One of the rituals I’ve enjoyed doing both on board a boat, a business and in my family team is to regularly appreciate and talk about the good things that are happening. On the boat over breakfast every day, I’d hold a skippers briefing. Part of that would be valued prizes. I’d share one specific thing that each person had done well over the previous 24 hours. Not everyone gets to see the contribution that each person brings so I see it as part of a leaders role to highlight the contribution that each person makes and to help others appreciate that.

I’ve yet to meet anyone who needs the training to tell you what is wrong with a situation. This is about talking about good things. Things that are going well. Building on peoples strengths and building people. 

5) Humour, Celebration and time together

Nothing bonds and cement a team like fun, laughter, and enjoyment. The South team despite some seasickness always found things to smile about. The North boys team found “toilet” humour within 24 hours (aided by two block toilets on board).

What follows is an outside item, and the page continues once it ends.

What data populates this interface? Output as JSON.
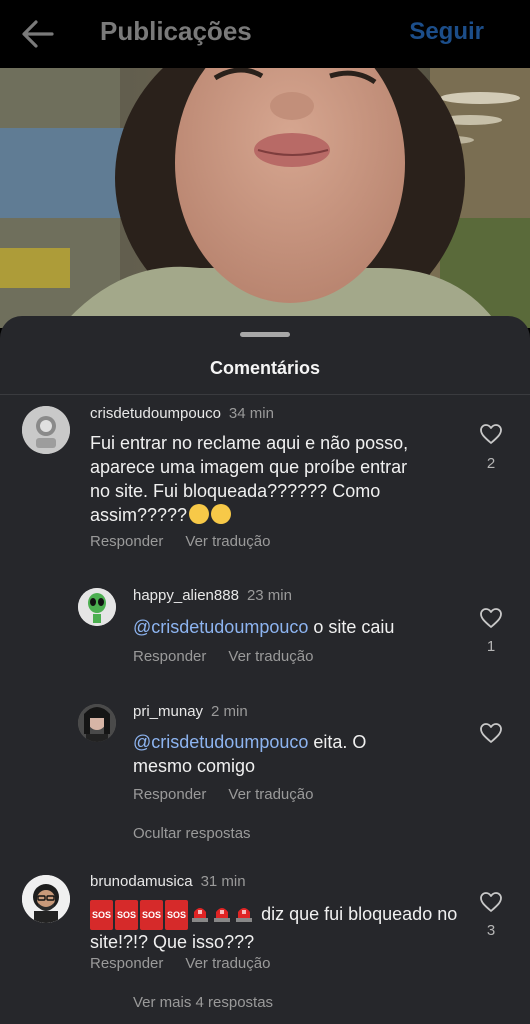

Back in my corporate days, I remember two different cultures I worked in. One where every week, we’d enjoy spending time in the pub together talking as people. And one where people would leave at the end of the day and wouldn’t socialise. It created a big difference in how much time people relished going to work and spending time as a team.

One of the key things I did in my last business Trovus was to set up a rewards structure for meeting targets. The money would go into the pot for us to celebrate and do things together as a team. One was a weekend for all the team in Amsterdam. Another was the silent disco at Regents Park Zoo. Another was creating graffiti on the office walls. Didn't matter what it was - it was that we celebrated and enjoyed what the team had created and achieved together.

I raced around the world in the year 2000 on the BT Global Challenge - called the Worlds Toughest Yacht Race. I remember a mantra at that time that a fast team is a happy team. The thinking was that if the boat was going fast, then everyone would be happy, and you’d push on to go even faster.
I actually think the polar opposite is true. A happy team is a fast team. Get a team playing to their strengths, doing the things that they love doing, raise the levels of self-awareness through truth and honesty, talk about what is right and encourage the team to celebrate together. I think that if your team is buzzing and happy, then you will have a fast team that is a winning team.

How does your team stack up? Are you firing on all cylinders? Are you ready to close out 2017 on a high and line up for 2018? I can think of few things more important than getting your team working together and focused.